Orlando, Florida — This weekend, the NCAA Men’s Basketball Tournament is hosting games in Orlando, where the Pulse Nightclub attacks nine months ago still linger in the shadow of the city. The attacks that killed 49 people at the gay nightclub hit home for two Orlando natives playing this week.
“I was just devastated. It really didn’t hit me until the day after, watching the news, seeing the news cameras on the street where I’ve driven up and down my whole life,” University of Florida forward Schuyler Rimmer said about the aftermath of the shooting. Rimmer said Pulse was close to his house and he drove by it every day on the way to school.
Will Miles, a redshirt freshman for Florida State, grew up less than a mile from Pulse and was shocked when he heard the news. “It’s just crazy because you’d never guess Orlando,” said Miles, who said he checked to make sure none of his friends were in Pulse that night.
Rimmer, with calls himself an ally of the LGBT community, also described how proud of the city was to have a place like Pulse.
“Being from Orlando, I’d say it’s a pretty open community. It’s very accepting of a lot of different people and it was something we were proud of as a community that there was a place for people that identified as gay or lesbian to go express themselves,” Rimmer said.
Miles and Rimmer also spoke about how the community responded to Pulse and came together. Rimmer had friends who volunteered at emergency rooms while he was away at summer school in Gainesville.
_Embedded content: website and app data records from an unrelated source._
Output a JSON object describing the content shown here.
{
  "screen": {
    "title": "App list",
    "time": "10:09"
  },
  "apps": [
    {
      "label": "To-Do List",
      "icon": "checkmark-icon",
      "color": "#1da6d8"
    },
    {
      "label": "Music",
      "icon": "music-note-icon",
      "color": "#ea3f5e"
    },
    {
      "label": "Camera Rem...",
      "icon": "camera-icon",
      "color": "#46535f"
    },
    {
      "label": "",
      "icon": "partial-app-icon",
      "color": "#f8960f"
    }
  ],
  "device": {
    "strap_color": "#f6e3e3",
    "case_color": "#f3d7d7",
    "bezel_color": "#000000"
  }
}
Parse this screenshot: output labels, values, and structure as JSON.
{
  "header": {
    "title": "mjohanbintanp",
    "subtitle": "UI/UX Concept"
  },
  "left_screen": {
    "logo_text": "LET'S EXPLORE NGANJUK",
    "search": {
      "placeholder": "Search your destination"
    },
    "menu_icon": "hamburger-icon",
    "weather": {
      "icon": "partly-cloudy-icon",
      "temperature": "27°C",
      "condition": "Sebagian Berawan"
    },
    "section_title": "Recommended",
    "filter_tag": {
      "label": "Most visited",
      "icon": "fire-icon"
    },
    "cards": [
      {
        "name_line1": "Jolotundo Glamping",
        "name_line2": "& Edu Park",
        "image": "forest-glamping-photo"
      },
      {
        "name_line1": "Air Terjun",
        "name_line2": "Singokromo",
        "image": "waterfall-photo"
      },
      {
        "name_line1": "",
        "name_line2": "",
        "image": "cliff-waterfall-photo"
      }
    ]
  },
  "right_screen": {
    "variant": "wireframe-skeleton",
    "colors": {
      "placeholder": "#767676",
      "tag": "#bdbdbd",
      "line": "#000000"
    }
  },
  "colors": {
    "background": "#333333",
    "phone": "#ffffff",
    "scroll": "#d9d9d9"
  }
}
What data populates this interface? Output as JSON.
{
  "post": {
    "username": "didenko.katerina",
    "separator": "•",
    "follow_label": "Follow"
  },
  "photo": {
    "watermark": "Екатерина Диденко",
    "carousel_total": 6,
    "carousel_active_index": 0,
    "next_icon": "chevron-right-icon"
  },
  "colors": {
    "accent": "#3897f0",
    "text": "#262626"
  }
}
Both players say that holding events like a basketball tournament are beneficial for the city and can help its healing process.
“I was in town when the Pulse nightclub attacks happened and I saw how devastating they were, but I watched how the community gathered around and brought the community up,” Miles said.
As a freshman at Central Florida, where these games are being played, I have discovered that Orlando is a fantastic place to host an event like March Madness because of the very accepting community. Miles and Rimmer are two of many examples of people that believe in treating everyone the same.